Tech investors are waiting to see if US House Speaker Nancy Pelosi’s historic visit to Taiwan will trigger a cascading response from China.
While the likely short-term outcome is more troubling, the potential trip serves as a reminder of the significant risk Taiwan poses to the U.S. tech sector. Most of the world’s advanced chips are made in Taiwan.
Pelosi landed in Taipei on Aug. 2, making her the first female speaker to visit Taiwan since Newt Gingrich in 1997. So far, China has reacted to the trip by banning some Taiwanese imports and conducting live-fire military exercises in around the island, which it considers a breakaway province. Some experts are concerned that the likelihood of a future invasion of Taiwan may increase.
TO READ Fed considers digital dollar to take on China’s e-CNY
In assessing the situation, investors should consider the inherently unpredictable nature of geopolitics. Some things that seem improbable one day, can happen the next. Bridgewater founder Ray Dalio has said he believes there is a 30% chance of a war between the US and China in the next few years. Taiwan is the most likely trigger for hostilities, he said.
Any possibility of a war between China and the US deserves serious attention, especially since the consequences would be so dire. While the potential loss of life is the biggest concern, it’s hard to overstate Taiwan’s importance to the US and the global technology landscape.
Most of the advanced chips needed for military defense systems and corporate IT services are manufactured in Taiwan. Taiwan accounts for more than 90 percent of the world’s most advanced chip manufacturing with South Korea at 8 percent, according to a report by the Semiconductor Industry Association and the Boston Consulting Group last year.
Most of the capacity comes from Taiwan Semiconductor Manufacturing, which was established in 1987 and has pioneered the business model of manufacturing chips for external customers. It had total revenue of $57 billion last year and is the world’s largest third-party foundry, dominating the market for high-end chips, including the main processors in Apple’s iPhones, smartphone chips ligents used by Qualcomm and computer processors for advanced micro devices.
TO READ Hedge Fund Advisor Patrick Ghali on Crypto, ESG and Why Clients Are Shedding ‘Any China Exposure’
A military conflict over Taiwan could knock all of Taiwan Semiconductor’s production offline and have disastrous effects on the entire technology supply chain for these companies.
In an interview with CNN on July 31, TSMC president Mark Liu said there would be no winners in a conflict. It will be a “destruction of the world-based order,” he said. “The geopolitical landscape would change completely.” He added that if some military tried to take over the company by force, it would no longer be operable because it needs a real-time connection with external suppliers.
Meanwhile, all the major US chip companies get a large share of their sales from China.
Qualcomm, Nvidia, Intel and Advanced Micro Devices have revenue exposure to China of about 66%, 26%, 26% and 24%, respectively, according to FactSet. Any clash could also affect Apple’s manufacturing base; almost all of its iPhones are manufactured in mainland China.

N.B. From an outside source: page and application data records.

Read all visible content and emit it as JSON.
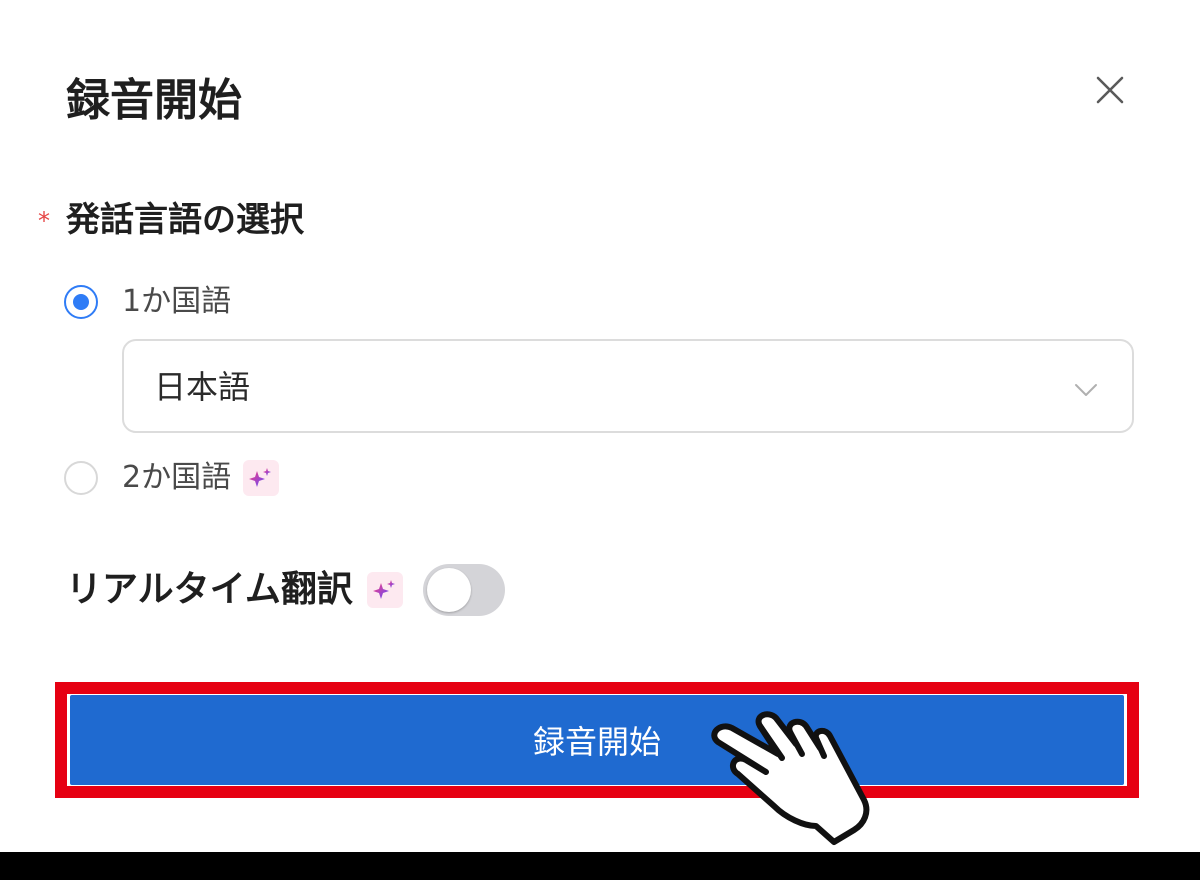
{
  "dialog": {
    "title": "録音開始",
    "close_icon": "close-icon"
  },
  "language_section": {
    "required_mark": "*",
    "label": "発話言語の選択",
    "options": [
      {
        "label": "1か国語",
        "selected": true
      },
      {
        "label": "2か国語",
        "selected": false,
        "badge_icon": "ai-sparkle-icon"
      }
    ],
    "select": {
      "value": "日本語",
      "icon": "chevron-down-icon"
    }
  },
  "realtime_translation": {
    "label": "リアルタイム翻訳",
    "badge_icon": "ai-sparkle-icon",
    "enabled": false
  },
  "start_button": {
    "label": "録音開始"
  },
  "overlay": {
    "highlight_color": "#e60012",
    "pointer_icon": "hand-pointer-icon"
  },
  "colors": {
    "accent": "#2f7cf6",
    "button": "#1f6ad0",
    "required": "#e54545"
  }
}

TO READ Why Wol Kolade is looking at China and Taiwan, not Russia and Ukraine
The CHIPS and Science Act, which Congress passed last week, includes more than $50 billion for domestic semiconductor production and research. This is partially seen as a safeguard against Chinese action against Taiwan. But it will be several years before the US plants subsidized by the law become operational, and the subsidies are spread over five years, lessening their immediate impact.
The good news for investors could be the fact that the US and Chinese tech economies are so intertwined. So while the stakes are high for investors, they could be even higher for China’s leadership, which risks hurting its own economy if it destabilizes its tech manufacturing complex.
This article was first published on August 2 by Barron’s.